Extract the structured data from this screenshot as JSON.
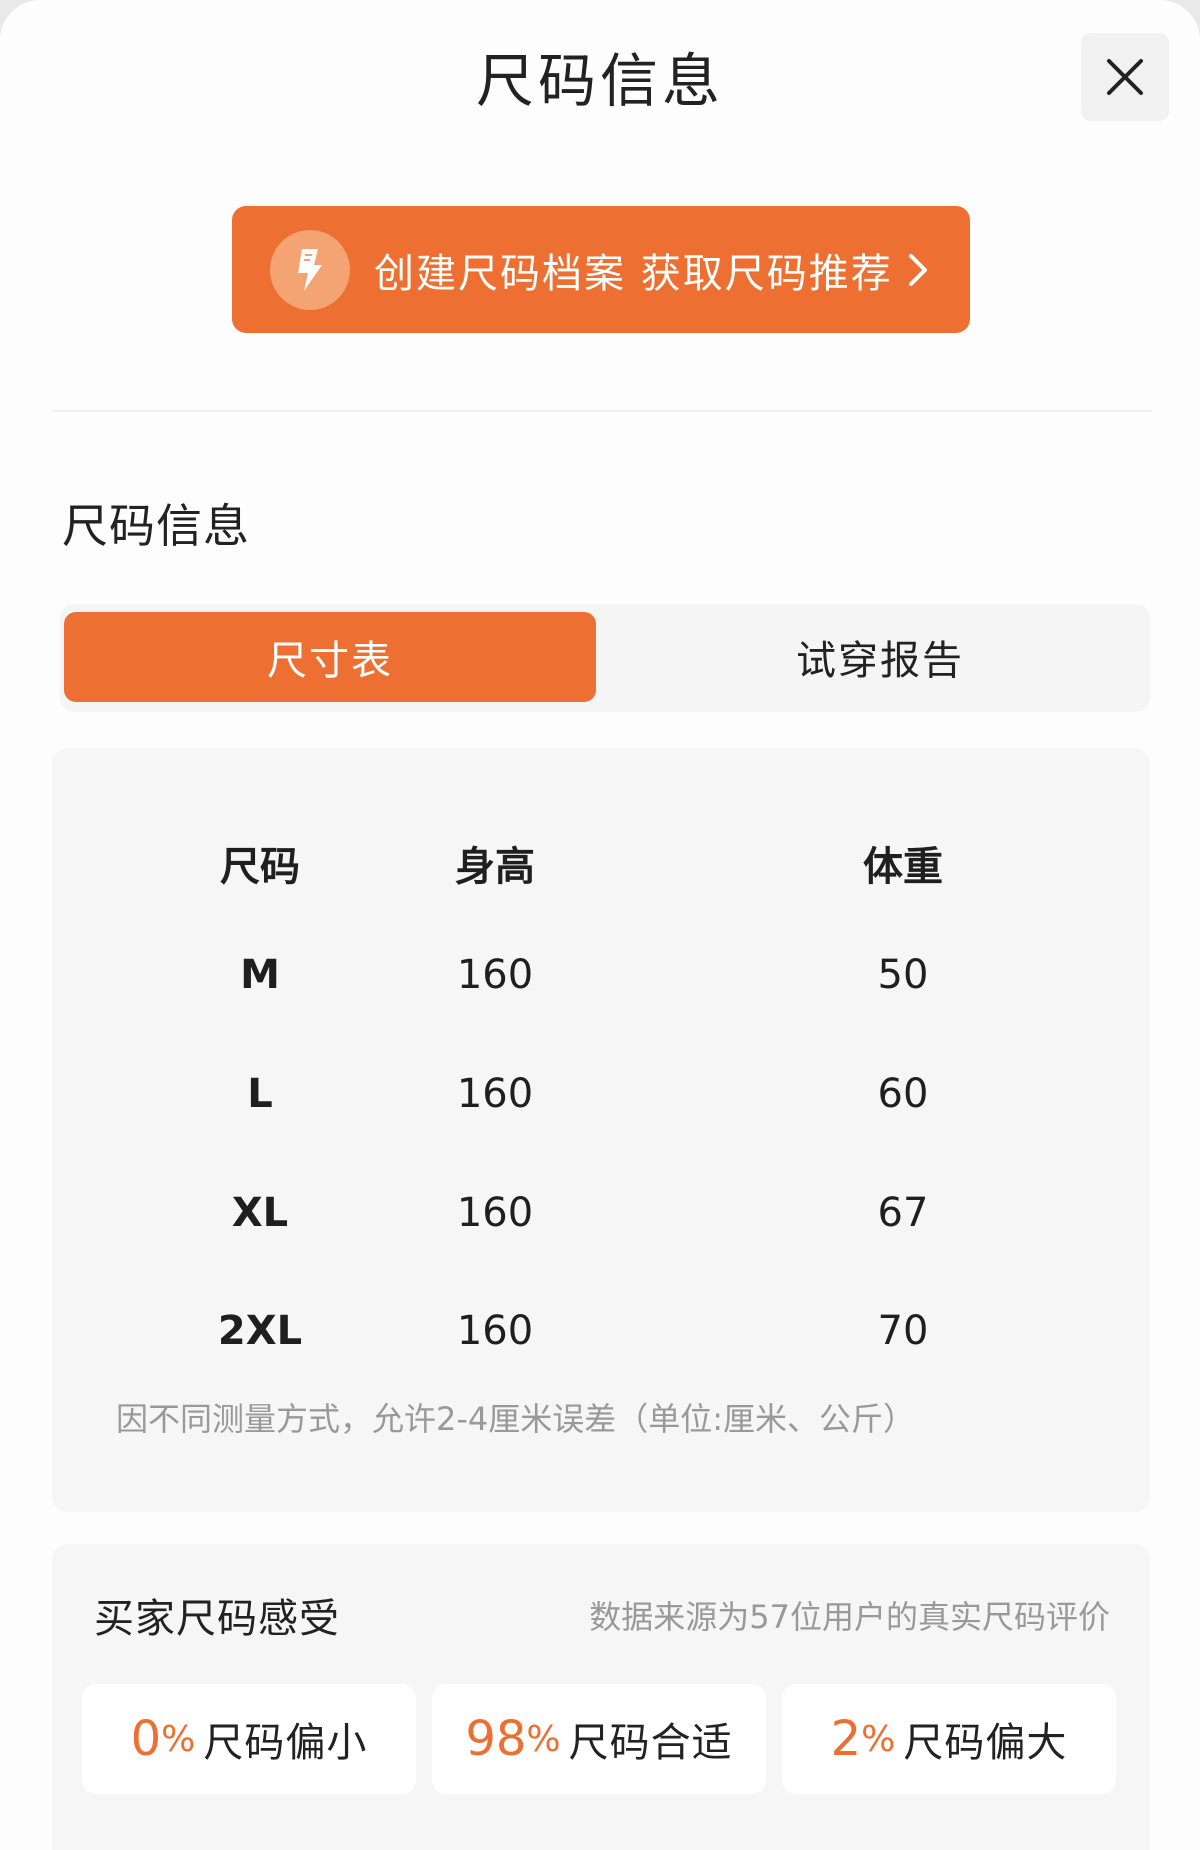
{
  "header": {
    "title": "尺码信息",
    "close_icon": "close-icon"
  },
  "cta": {
    "icon": "ruler-icon",
    "label": "创建尺码档案 获取尺码推荐",
    "arrow_icon": "chevron-right-icon"
  },
  "section": {
    "title": "尺码信息"
  },
  "tabs": [
    {
      "label": "尺寸表",
      "active": true
    },
    {
      "label": "试穿报告",
      "active": false
    }
  ],
  "size_table": {
    "headers": [
      "尺码",
      "身高",
      "体重"
    ],
    "rows": [
      [
        "M",
        "160",
        "50"
      ],
      [
        "L",
        "160",
        "60"
      ],
      [
        "XL",
        "160",
        "67"
      ],
      [
        "2XL",
        "160",
        "70"
      ]
    ],
    "note": "因不同测量方式，允许2-4厘米误差（单位:厘米、公斤）"
  },
  "feel": {
    "title": "买家尺码感受",
    "source": "数据来源为57位用户的真实尺码评价",
    "items": [
      {
        "percent": "0",
        "unit": "%",
        "label": "尺码偏小"
      },
      {
        "percent": "98",
        "unit": "%",
        "label": "尺码合适"
      },
      {
        "percent": "2",
        "unit": "%",
        "label": "尺码偏大"
      }
    ]
  },
  "colors": {
    "accent": "#ed6f31",
    "muted": "#999999",
    "card": "#f6f6f6"
  }
}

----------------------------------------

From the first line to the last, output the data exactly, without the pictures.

Extract the structured data from this screenshot as JSON.
{
  "header": {
    "title": "尺码信息",
    "close_icon": "close-icon"
  },
  "cta": {
    "icon": "ruler-icon",
    "label": "创建尺码档案 获取尺码推荐",
    "arrow_icon": "chevron-right-icon"
  },
  "section": {
    "title": "尺码信息"
  },
  "tabs": [
    {
      "label": "尺寸表",
      "active": true
    },
    {
      "label": "试穿报告",
      "active": false
    }
  ],
  "size_table": {
    "headers": [
      "尺码",
      "身高",
      "体重"
    ],
    "rows": [
      [
        "M",
        "160",
        "50"
      ],
      [
        "L",
        "160",
        "60"
      ],
      [
        "XL",
        "160",
        "67"
      ],
      [
        "2XL",
        "160",
        "70"
      ]
    ],
    "note": "因不同测量方式，允许2-4厘米误差（单位:厘米、公斤）"
  },
  "feel": {
    "title": "买家尺码感受",
    "source": "数据来源为57位用户的真实尺码评价",
    "items": [
      {
        "percent": "0",
        "unit": "%",
        "label": "尺码偏小"
      },
      {
        "percent": "98",
        "unit": "%",
        "label": "尺码合适"
      },
      {
        "percent": "2",
        "unit": "%",
        "label": "尺码偏大"
      }
    ]
  },
  "colors": {
    "accent": "#ed6f31",
    "muted": "#999999",
    "card": "#f6f6f6"
  }
}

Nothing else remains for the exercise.